WHAT YOU SHOULD DO: From the listing below, copy every line with the word "updates".

┄┄┄┄┄┄

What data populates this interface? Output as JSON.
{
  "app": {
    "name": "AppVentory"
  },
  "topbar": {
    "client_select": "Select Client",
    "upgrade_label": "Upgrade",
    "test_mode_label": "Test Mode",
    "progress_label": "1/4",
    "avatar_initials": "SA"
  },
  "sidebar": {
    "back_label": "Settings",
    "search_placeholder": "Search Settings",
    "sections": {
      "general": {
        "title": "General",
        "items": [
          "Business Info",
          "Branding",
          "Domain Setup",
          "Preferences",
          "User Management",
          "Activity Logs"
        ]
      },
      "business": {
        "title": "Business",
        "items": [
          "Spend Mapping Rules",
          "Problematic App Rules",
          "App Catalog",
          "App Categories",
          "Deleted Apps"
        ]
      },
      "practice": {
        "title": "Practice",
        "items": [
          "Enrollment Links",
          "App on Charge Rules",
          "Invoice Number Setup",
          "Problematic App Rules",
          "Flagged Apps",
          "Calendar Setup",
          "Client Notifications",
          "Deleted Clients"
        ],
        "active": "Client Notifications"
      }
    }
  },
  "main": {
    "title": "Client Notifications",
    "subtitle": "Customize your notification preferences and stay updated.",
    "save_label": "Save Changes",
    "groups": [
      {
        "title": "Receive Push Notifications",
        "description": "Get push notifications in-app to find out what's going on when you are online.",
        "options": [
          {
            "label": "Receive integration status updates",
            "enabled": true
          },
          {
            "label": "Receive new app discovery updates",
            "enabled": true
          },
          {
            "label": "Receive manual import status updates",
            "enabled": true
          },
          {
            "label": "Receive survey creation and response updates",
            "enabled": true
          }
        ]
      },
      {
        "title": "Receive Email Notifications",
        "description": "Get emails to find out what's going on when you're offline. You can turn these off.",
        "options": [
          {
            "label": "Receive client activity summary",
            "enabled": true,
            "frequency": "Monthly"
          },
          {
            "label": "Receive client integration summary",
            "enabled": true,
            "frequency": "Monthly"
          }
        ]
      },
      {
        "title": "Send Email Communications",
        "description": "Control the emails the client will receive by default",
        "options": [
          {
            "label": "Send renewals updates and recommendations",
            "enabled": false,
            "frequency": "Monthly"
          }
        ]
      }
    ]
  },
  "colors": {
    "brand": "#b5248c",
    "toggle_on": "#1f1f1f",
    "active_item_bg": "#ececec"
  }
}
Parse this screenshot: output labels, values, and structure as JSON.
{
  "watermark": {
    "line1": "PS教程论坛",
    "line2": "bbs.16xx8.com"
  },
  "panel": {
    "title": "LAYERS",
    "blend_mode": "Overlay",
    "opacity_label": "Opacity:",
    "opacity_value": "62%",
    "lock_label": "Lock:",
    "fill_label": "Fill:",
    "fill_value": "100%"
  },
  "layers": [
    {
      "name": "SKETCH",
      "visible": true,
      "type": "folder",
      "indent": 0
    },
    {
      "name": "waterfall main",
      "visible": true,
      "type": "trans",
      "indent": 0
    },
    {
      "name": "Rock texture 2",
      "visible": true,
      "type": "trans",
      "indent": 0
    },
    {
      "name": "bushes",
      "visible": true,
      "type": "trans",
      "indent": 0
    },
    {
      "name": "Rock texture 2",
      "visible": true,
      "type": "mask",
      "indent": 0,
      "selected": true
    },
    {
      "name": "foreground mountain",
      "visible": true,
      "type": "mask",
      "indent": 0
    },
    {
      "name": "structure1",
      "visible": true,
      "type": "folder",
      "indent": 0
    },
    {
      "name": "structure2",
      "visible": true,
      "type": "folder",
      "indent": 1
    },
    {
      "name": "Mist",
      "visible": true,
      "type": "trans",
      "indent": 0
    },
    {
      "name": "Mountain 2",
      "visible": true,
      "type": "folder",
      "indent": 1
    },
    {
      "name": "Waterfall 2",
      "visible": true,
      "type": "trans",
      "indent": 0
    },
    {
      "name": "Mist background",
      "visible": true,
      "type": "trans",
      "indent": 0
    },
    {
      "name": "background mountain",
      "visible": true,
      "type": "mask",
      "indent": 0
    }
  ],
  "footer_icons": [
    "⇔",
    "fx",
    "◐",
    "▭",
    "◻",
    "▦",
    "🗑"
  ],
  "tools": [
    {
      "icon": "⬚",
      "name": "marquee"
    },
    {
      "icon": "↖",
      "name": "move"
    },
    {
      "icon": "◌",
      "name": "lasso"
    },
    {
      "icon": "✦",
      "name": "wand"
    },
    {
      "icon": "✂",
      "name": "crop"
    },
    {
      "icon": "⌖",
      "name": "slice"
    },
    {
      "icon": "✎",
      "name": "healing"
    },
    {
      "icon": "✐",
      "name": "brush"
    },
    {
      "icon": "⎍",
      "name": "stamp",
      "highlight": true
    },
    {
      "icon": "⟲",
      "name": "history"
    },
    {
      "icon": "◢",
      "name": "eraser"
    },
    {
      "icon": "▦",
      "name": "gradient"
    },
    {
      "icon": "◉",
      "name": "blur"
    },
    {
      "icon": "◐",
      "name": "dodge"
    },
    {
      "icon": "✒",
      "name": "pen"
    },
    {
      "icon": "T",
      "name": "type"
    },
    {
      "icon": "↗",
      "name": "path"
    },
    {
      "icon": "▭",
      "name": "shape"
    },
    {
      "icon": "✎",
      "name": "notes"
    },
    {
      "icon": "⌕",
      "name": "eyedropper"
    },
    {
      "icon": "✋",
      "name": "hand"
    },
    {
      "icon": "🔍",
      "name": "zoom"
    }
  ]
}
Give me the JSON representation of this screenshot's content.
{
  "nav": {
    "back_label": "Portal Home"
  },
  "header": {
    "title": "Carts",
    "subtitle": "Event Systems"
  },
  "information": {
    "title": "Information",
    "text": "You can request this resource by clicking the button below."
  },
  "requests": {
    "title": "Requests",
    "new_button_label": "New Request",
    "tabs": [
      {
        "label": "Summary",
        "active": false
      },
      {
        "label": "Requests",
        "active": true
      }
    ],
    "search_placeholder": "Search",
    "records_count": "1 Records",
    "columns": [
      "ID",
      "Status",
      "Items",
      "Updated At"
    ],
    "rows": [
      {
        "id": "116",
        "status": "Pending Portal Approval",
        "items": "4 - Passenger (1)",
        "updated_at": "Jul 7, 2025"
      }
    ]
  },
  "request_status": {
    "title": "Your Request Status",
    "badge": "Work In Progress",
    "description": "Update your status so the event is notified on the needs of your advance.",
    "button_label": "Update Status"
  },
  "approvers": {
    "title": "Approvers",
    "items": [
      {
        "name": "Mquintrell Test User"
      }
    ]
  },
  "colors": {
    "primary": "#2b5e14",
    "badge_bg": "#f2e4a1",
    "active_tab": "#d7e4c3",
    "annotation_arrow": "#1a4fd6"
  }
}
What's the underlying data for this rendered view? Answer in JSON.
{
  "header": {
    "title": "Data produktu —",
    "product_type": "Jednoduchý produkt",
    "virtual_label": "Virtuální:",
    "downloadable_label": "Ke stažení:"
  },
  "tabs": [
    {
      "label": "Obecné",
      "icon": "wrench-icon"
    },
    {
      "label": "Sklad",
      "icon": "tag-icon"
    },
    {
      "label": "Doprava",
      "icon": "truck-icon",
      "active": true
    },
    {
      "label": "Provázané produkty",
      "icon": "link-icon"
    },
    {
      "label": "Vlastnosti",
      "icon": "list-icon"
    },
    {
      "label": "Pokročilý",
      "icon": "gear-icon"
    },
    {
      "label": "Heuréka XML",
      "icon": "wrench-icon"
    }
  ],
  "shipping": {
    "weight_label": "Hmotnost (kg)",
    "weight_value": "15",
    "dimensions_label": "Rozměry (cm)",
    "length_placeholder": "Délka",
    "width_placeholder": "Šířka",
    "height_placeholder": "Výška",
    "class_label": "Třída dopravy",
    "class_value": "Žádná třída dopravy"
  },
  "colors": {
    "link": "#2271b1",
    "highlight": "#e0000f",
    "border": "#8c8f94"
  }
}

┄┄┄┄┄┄

OUTPUT:
            "label": "Receive integration status updates",
            "label": "Receive new app discovery updates",
            "label": "Receive manual import status updates",
            "label": "Receive survey creation and response updates",
            "label": "Send renewals updates and recommendations",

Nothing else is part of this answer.